● **Action item**:
Scan the records for the word "Avviso". Return each line where it is found.

● **Source information**:
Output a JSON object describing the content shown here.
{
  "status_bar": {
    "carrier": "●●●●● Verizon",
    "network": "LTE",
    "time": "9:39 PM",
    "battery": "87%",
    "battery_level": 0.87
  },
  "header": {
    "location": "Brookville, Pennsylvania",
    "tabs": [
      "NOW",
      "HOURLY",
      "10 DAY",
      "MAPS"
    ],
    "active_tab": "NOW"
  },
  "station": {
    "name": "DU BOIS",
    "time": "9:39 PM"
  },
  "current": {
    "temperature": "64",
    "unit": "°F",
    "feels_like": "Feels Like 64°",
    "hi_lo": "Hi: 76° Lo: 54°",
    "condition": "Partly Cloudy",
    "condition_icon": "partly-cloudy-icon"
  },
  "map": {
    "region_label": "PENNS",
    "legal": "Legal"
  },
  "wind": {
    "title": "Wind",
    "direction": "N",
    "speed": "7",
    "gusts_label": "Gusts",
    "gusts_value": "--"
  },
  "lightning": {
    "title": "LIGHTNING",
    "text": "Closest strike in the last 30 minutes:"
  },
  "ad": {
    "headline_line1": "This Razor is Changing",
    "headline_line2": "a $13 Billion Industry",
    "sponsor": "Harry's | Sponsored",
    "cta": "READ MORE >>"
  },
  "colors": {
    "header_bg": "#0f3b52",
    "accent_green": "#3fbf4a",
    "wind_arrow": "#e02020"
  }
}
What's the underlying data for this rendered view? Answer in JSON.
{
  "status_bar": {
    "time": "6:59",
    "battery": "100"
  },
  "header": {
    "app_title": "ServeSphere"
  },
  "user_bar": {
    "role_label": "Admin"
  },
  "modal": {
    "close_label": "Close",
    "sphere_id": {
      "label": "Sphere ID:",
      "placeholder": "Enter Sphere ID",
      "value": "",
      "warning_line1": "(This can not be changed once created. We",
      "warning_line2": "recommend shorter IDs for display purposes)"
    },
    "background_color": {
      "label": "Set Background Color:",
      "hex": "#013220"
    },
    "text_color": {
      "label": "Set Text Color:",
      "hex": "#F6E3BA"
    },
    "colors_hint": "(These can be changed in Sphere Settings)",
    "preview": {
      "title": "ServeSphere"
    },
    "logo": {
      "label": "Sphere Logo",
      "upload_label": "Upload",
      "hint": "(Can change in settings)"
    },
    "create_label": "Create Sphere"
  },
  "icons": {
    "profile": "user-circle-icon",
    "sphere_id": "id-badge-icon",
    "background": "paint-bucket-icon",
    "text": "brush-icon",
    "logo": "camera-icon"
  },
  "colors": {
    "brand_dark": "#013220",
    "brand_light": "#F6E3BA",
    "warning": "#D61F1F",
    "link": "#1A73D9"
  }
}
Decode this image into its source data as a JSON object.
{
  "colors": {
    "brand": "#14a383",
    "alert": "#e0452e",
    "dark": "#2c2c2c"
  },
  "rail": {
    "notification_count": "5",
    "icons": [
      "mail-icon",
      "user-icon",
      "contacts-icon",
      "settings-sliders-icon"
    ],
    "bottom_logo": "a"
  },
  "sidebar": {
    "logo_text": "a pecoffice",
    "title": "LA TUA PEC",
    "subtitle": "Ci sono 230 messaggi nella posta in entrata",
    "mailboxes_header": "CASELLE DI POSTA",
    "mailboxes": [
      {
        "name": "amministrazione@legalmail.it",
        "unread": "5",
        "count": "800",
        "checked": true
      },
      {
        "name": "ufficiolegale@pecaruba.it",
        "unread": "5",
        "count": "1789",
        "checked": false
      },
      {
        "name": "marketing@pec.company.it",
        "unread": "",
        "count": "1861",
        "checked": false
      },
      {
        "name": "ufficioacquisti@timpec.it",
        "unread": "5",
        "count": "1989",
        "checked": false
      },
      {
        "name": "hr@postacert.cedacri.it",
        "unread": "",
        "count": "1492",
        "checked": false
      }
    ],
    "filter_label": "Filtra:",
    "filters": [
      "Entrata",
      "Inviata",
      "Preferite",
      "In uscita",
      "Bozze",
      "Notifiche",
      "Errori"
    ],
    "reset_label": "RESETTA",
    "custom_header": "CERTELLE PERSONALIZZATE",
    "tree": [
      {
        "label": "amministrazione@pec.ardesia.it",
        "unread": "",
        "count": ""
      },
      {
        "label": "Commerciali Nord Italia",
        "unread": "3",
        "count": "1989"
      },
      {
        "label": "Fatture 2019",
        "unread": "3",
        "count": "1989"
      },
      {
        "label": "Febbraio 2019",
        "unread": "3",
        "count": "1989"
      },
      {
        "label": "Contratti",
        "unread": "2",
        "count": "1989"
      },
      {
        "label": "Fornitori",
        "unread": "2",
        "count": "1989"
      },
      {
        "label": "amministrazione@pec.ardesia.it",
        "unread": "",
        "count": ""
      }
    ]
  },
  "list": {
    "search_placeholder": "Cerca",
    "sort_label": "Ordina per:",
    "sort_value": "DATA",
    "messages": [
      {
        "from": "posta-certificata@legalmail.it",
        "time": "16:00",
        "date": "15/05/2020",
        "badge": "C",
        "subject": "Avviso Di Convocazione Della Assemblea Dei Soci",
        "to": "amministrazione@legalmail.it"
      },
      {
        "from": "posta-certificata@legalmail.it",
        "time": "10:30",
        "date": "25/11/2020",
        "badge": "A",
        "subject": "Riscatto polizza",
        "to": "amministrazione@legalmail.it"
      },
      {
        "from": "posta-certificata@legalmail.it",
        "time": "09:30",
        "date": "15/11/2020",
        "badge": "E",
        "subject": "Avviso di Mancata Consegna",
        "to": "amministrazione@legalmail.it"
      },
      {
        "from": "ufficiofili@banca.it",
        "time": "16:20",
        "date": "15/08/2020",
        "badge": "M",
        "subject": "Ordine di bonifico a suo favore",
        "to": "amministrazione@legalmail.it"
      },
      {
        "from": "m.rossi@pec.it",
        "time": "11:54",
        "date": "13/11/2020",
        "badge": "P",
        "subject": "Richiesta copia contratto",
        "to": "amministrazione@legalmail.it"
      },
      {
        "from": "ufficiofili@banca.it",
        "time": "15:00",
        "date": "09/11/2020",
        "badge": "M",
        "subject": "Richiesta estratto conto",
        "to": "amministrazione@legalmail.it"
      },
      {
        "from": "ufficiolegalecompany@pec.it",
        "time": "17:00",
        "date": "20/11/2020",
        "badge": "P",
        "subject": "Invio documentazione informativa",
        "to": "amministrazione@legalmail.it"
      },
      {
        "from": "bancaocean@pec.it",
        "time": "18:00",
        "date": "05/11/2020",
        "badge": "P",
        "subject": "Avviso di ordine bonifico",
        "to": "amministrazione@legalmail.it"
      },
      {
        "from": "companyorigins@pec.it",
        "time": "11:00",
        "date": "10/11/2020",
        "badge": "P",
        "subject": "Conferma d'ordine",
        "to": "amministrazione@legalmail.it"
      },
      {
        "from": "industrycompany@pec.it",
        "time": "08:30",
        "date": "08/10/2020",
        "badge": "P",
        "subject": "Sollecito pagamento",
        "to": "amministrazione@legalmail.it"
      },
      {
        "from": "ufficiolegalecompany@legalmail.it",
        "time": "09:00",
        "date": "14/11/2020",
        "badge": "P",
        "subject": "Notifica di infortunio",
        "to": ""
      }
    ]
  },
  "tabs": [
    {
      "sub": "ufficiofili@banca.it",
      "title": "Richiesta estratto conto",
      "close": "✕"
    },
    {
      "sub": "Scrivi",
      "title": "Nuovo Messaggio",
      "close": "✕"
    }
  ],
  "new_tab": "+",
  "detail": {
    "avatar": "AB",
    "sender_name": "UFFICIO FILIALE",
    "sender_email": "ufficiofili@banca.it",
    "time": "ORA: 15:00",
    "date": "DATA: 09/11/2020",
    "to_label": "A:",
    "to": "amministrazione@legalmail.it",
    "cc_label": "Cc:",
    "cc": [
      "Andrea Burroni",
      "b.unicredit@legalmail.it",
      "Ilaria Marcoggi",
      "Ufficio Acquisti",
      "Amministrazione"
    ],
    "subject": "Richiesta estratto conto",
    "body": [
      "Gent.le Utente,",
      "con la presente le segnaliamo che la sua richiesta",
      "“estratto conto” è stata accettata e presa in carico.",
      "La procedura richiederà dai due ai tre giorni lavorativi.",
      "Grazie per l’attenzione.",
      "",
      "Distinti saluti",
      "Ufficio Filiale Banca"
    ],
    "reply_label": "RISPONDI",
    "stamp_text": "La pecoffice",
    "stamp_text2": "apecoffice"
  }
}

● **Exercise answer**:
        "subject": "Avviso Di Convocazione Della Assemblea Dei Soci",
        "subject": "Avviso di Mancata Consegna",
        "subject": "Avviso di ordine bonifico",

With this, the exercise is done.